Being on edge, easily startled, quick to temper, distorted feelings of guilt or blame, and suppressing memories about the event can also appear.

5. Social Anxiety Disorder

Social anxiety disorder is sometimes called social phobia, referring to a fear of being in a social situation. This is not to be confused with an anti-social disorder, which has more to do with not following the laws and rules of society.

Social anxiety disorder is an overwhelming fear of having to perform in social situations. Performance can mean anything from mingling to giving speeches to performing concerts. If it is done in public, and you feel anxiety over it, it can become a social phobia.

Some common signs of social phobia that happen when in public include sweating, nausea, vomiting, dizziness, hyperventilating, feeling dread, feeling like you want to escape, and having “mind blanks.”

Common Symptom of All Types

Negative self-talk is a symptom among all types of anxiety disorder sufferers because you feel like you should be able to overcome your worrying behaviors all by yourself. You compare yourself to others who don’t seem to have anxiety problems. You allow yourself to believe statements that are not true.

What is true, however, is that you don’t have to experience symptoms of any anxiety disorder.

With the help of a mental health center professional, you can find out what type of anxiety disorder you have and then start working to overcome it. Experts are available who can teach you specific steps to help you recognize anxious thinking, change it, and, therefore, change your reactions.

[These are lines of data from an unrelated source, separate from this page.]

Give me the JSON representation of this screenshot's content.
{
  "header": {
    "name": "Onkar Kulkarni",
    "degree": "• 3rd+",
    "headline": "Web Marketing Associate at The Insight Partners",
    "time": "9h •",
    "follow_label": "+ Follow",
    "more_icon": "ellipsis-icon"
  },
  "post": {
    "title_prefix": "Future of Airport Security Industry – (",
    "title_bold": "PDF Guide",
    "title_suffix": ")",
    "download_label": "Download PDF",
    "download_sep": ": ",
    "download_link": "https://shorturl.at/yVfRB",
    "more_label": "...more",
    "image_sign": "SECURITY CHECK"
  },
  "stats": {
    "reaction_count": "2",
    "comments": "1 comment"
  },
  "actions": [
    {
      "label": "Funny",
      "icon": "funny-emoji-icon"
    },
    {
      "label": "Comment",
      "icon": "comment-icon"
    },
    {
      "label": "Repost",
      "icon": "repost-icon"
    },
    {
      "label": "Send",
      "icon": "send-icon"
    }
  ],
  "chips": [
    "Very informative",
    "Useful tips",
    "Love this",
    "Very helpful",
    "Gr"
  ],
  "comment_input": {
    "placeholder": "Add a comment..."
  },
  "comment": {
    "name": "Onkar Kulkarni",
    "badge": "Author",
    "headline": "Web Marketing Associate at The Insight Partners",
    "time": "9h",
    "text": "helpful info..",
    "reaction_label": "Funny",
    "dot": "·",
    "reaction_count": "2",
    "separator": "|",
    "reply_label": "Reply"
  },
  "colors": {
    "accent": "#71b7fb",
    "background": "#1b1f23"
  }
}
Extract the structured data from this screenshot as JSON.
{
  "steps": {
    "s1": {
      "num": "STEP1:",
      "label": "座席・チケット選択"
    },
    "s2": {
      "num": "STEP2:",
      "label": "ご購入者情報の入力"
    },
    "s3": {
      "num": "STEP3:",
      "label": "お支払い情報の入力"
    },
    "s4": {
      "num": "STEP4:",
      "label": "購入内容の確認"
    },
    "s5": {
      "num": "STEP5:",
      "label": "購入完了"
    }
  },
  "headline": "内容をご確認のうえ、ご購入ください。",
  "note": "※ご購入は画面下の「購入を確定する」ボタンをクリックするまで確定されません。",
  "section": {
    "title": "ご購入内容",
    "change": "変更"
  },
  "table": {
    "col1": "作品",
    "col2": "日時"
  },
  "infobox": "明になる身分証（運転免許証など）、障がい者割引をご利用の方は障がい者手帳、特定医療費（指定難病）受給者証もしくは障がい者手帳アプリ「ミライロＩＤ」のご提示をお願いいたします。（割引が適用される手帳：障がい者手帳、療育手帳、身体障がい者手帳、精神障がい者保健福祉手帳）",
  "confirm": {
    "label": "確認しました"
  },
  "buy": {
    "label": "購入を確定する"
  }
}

Through methods like cognitive behavioral and dialectical behavioral therapies, trauma-focused therapies, and medication assistance, as needed, you can get back to living without anxiety. You can start learning more about the types of anxiety disorders today by reaching out online or by phone. Call us today! We can help!